Items from a data source:
────────────────────────────────────────

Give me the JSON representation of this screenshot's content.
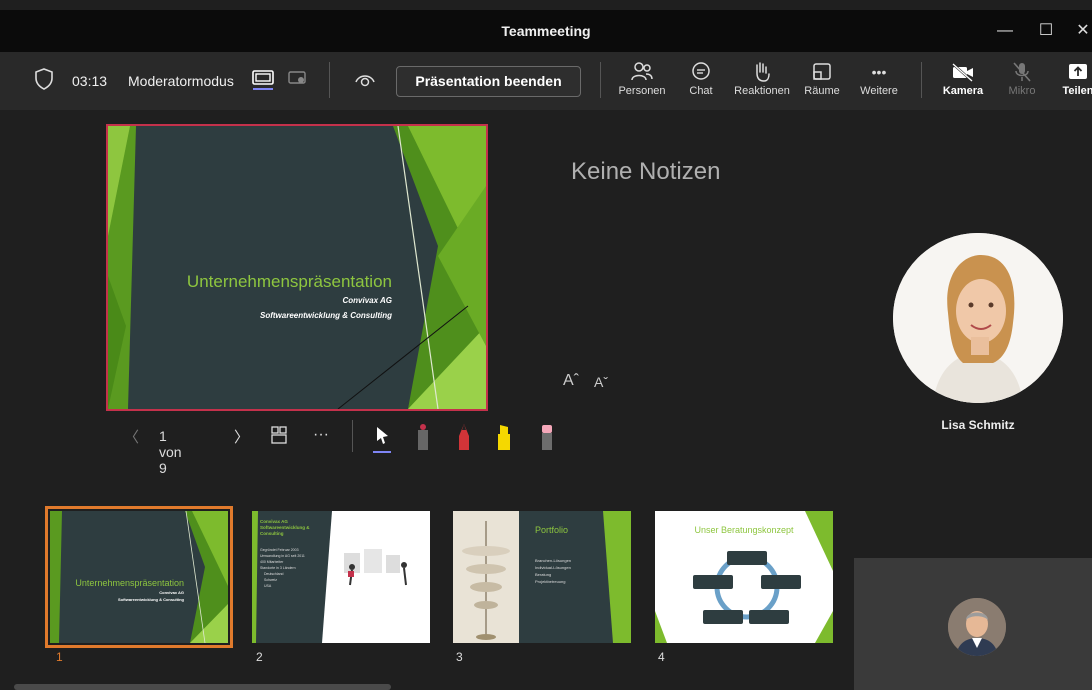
{
  "window": {
    "title": "Teammeeting",
    "minimize": "—",
    "maximize": "☐",
    "close": "✕"
  },
  "toolbar": {
    "timer": "03:13",
    "presenter_mode_label": "Moderatormodus",
    "end_presentation": "Präsentation beenden",
    "items": {
      "people": "Personen",
      "chat": "Chat",
      "reactions": "Reaktionen",
      "rooms": "Räume",
      "more": "Weitere",
      "camera": "Kamera",
      "mic": "Mikro",
      "share": "Teilen"
    },
    "more_glyph": "•••"
  },
  "current_slide": {
    "title": "Unternehmenspräsentation",
    "subtitle1": "Convivax AG",
    "subtitle2": "Softwareentwicklung & Consulting"
  },
  "notes": {
    "text": "Keine Notizen"
  },
  "font_controls": {
    "increase": "Aˆ",
    "decrease": "Aˇ"
  },
  "nav": {
    "prev": "〈",
    "counter": "1 von 9",
    "next": "〉",
    "more": "···"
  },
  "participant": {
    "name": "Lisa Schmitz"
  },
  "thumbnails": [
    {
      "number": "1",
      "title": "Unternehmenspräsentation",
      "sub1": "Convivax AG",
      "sub2": "Softwareentwicklung & Consulting"
    },
    {
      "number": "2",
      "title": "Convivax AG Softwareentwicklung & Consulting",
      "bullets": [
        "Gegründet Februar 2003",
        "Umwandlung in AG seit 2011",
        "400 Mitarbeiter",
        "Standorte in 3 Ländern",
        "Deutschland",
        "Schweiz",
        "USA"
      ]
    },
    {
      "number": "3",
      "title": "Portfolio",
      "bullets": [
        "Branchen-Lösungen",
        "Individual-Lösungen",
        "Beratung",
        "Projektbetreuung"
      ]
    },
    {
      "number": "4",
      "title": "Unser Beratungskonzept"
    }
  ],
  "colors": {
    "accent": "#c4314b",
    "selected": "#e07a2c",
    "slide_bg": "#2e3d40",
    "slide_green": "#7dbb2d",
    "title_green": "#8ec63f"
  }
}
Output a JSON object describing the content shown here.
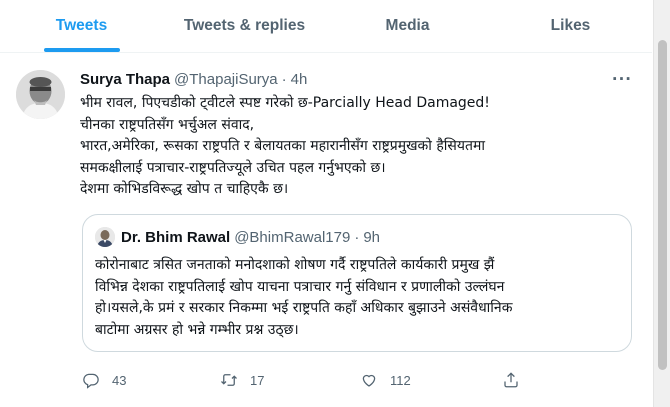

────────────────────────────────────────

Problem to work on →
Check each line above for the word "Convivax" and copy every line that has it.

Written solution →
    "subtitle1": "Convivax AG",
      "sub1": "Convivax AG",
      "title": "Convivax AG Softwareentwicklung & Consulting",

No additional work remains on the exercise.